I do hope that you’ve enjoyed our virtual tour in downtown Amman.

If you’d like to “see” more of Amman and read about it in my upcoming posts please let me know in the comments and tell me, what -in your opinion gives a city its soul? what do you miss the most about your hometown when you travel?

Now, back to today’s recipe

Since everyone in the Northern hemisphere is gearing up for school, I thought I’d share one of my kids’ favorite snacks. If you are looking for a crispy, salty, crunchy snack that is actually good for you, look no further. Roasted chickpeas are high in fiber and protein and you can enjoy them guilt free.

They are a great afterschool snack but it does not end there, you can also toss them with salads or sprinkle them over soup instead of croutons.

The flavor possibilities are endless. You can make them sweet or savory, spicy or mild. Have fun experimenting and let me know what is your favorite flavor combination


Roasted chickpeas

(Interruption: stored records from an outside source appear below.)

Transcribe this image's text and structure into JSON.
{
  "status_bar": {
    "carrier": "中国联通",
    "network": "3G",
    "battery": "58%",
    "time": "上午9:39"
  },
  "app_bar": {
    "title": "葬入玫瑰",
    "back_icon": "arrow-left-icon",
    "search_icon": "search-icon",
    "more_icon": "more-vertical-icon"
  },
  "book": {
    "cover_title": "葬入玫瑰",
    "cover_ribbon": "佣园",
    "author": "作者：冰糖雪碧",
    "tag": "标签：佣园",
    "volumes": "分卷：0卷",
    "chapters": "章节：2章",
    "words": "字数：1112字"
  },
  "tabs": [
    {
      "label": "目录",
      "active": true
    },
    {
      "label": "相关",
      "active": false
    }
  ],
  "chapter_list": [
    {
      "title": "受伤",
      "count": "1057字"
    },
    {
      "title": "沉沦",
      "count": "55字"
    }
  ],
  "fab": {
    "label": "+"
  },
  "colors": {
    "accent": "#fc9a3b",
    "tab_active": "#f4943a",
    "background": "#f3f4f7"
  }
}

  • 2 cans chickpeas
  • 2 tablespoons olive oil
  • 1 teaspoon paprika
  • 3/4 teaspoon salt
  • 1 teaspoon garlic powder
  • 1 teaspoon Italian blend herbs
  1. Place the oven rack in the middle of the oven
  2. Heat the oven to 200 C.
  3. Rinse the chickpeas and then place them into a  strainer and allow them to drain
  4.  Pat the chickpeas dry with a clean dishtowel or paper towels. Try to get them as dry as possible. If you have time, leave them to air dry for some time
  5. Spread the chickpeas out in an even layer on the baking sheet. Drizzle with olive oil and sprinkle with salt. Stir with your hands or a spatula to make sure the chickpeas are evenly coated.
  6. Roast the chickpeas in the oven for 20 to 30 minutes: Stir the chickpeas or shake the pan every 10 minutes. After 20 minutes keep a close eye on them.The chickpeas are done when golden and slightly darkened, dry and crispy on the outside, and soft in the middle.
  7. Sprinkle the spices over the chickpeas and stir to coat evenly. Serve while the chickpeas are still warm and crispy. They will gradually lose their crispiness as they cool